Alnylam Pharmaceuticals, Inc. announced that the European Commission (EC) has granted marketing authorization for Givlaari (givosiran), an injection for subcutaneous use targeting aminolevulinic acid synthase 1 (ALAS1) for the treatment of acute hepatic porphyria (AHP) in adults and adolescents aged 12 years and older. AHP is an ultra-rare condition in which patients can experience debilitating attacks of severe abdominal pain, vomiting and seizures, which can be life-threatening due to the possibility of paralysis and respiratory arrest during attacks. Many patients also experience chronic symptoms, including pain, which continue to be present between attacks.
The marketing authorization was based on positive data from the ENVISION Phase III trial, a randomized, double-blind, placebo-controlled, global, multicenter study to evaluate the efficacy and safety of givosiran in patients with a documented diagnosis of acute hepatic porphyria (AHP). The primary endpoint was reduction relative to placebo in the annualized rate of composite porphyria attacks, defined as those requiring hospitalization, urgent healthcare visit, or intravenous hemin administration at home, in patients with acute intermittent porphyria (AIP, the most common subtype of AHP) over six months. The trial enrolled 94 patients with AHP, at 36 study sites in 18 countries around the world and is the largest ever interventional study conducted in AHP. Patients were randomized 1:1 to givosiran or placebo, with givosiran administered subcutaneously at 2.5 mg/kg monthly. Upon completion of dosing in the double-blind period, all eligible patients (99%) enrolled in the ENVISION open-label extension (OLE) to receive givosiran on an ongoing basis.
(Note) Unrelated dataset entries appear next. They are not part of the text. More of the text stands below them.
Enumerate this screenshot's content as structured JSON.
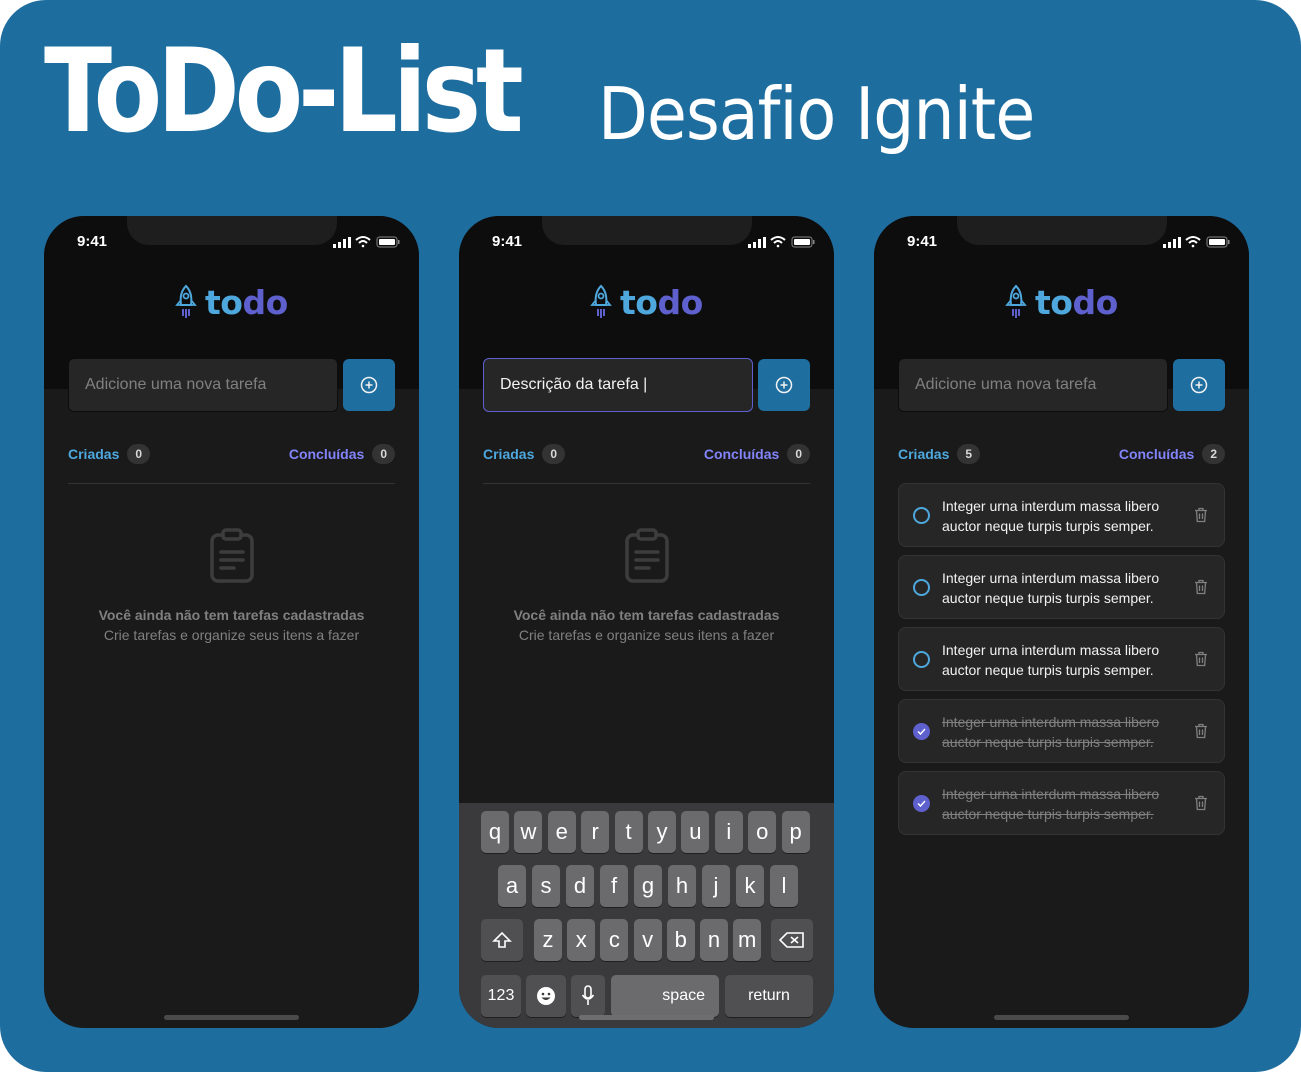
{
  "header": {
    "title": "ToDo-List",
    "subtitle": "Desafio Ignite"
  },
  "colors": {
    "background": "#1e6d9f",
    "blue": "#4ea8de",
    "purple": "#5e60ce",
    "purple_light": "#8284fa",
    "button": "#1e6f9f"
  },
  "phones": [
    {
      "time": "9:41",
      "logo": {
        "part1": "to",
        "part2": "do"
      },
      "input_placeholder": "Adicione uma nova tarefa",
      "created_label": "Criadas",
      "created_count": "0",
      "done_label": "Concluídas",
      "done_count": "0",
      "empty_title": "Você ainda não tem tarefas cadastradas",
      "empty_subtitle": "Crie tarefas e organize seus itens a fazer"
    },
    {
      "time": "9:41",
      "logo": {
        "part1": "to",
        "part2": "do"
      },
      "input_value": "Descrição da tarefa |",
      "created_label": "Criadas",
      "created_count": "0",
      "done_label": "Concluídas",
      "done_count": "0",
      "empty_title": "Você ainda não tem tarefas cadastradas",
      "empty_subtitle": "Crie tarefas e organize seus itens a fazer",
      "keyboard": {
        "row1": [
          "q",
          "w",
          "e",
          "r",
          "t",
          "y",
          "u",
          "i",
          "o",
          "p"
        ],
        "row2": [
          "a",
          "s",
          "d",
          "f",
          "g",
          "h",
          "j",
          "k",
          "l"
        ],
        "row3": [
          "z",
          "x",
          "c",
          "v",
          "b",
          "n",
          "m"
        ],
        "numbers": "123",
        "space": "space",
        "return": "return"
      }
    },
    {
      "time": "9:41",
      "logo": {
        "part1": "to",
        "part2": "do"
      },
      "input_placeholder": "Adicione uma nova tarefa",
      "created_label": "Criadas",
      "created_count": "5",
      "done_label": "Concluídas",
      "done_count": "2",
      "tasks": [
        {
          "line1": "Integer urna interdum massa libero",
          "line2": "auctor neque turpis turpis semper.",
          "done": false
        },
        {
          "line1": "Integer urna interdum massa libero",
          "line2": "auctor neque turpis turpis semper.",
          "done": false
        },
        {
          "line1": "Integer urna interdum massa libero",
          "line2": "auctor neque turpis turpis semper.",
          "done": false
        },
        {
          "line1": "Integer urna interdum massa libero",
          "line2": "auctor neque turpis turpis semper.",
          "done": true
        },
        {
          "line1": "Integer urna interdum massa libero",
          "line2": "auctor neque turpis turpis semper.",
          "done": true
        }
      ]
    }
  ]
}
In the study, givosiran demonstrated a 74% reduction in the annualized composite rate of porphyria attacks in AIP patients relative to placebo. 50% of patients on givosiran were attack-free during the six-month treatment period as compared to 16.3% of placebo-treated patients. Patient-reported daily worst pain was significantly improved with givosiran vs placebo in patients with AIP (p<0.05). givosiran reduced use of hemin, as well as urinary aminolevulinic acid (ala), and urinary porphobilinogen (pbg). a greater proportion of patients on givosiran reported improvements in their overall health, pain, daily functioning, compared to placebo. the most frequently occurring adverse reactions reported in patients treated with givosiran are injection site reactions (36%), nausea (32.4%) and fatigue (22.5%). other adverse reactions seen in givosiran treated patients (occurring greater than 10% more frequently than placebo) include transaminase elevations, rash and glomerular filtration rate decrease.>0.05).>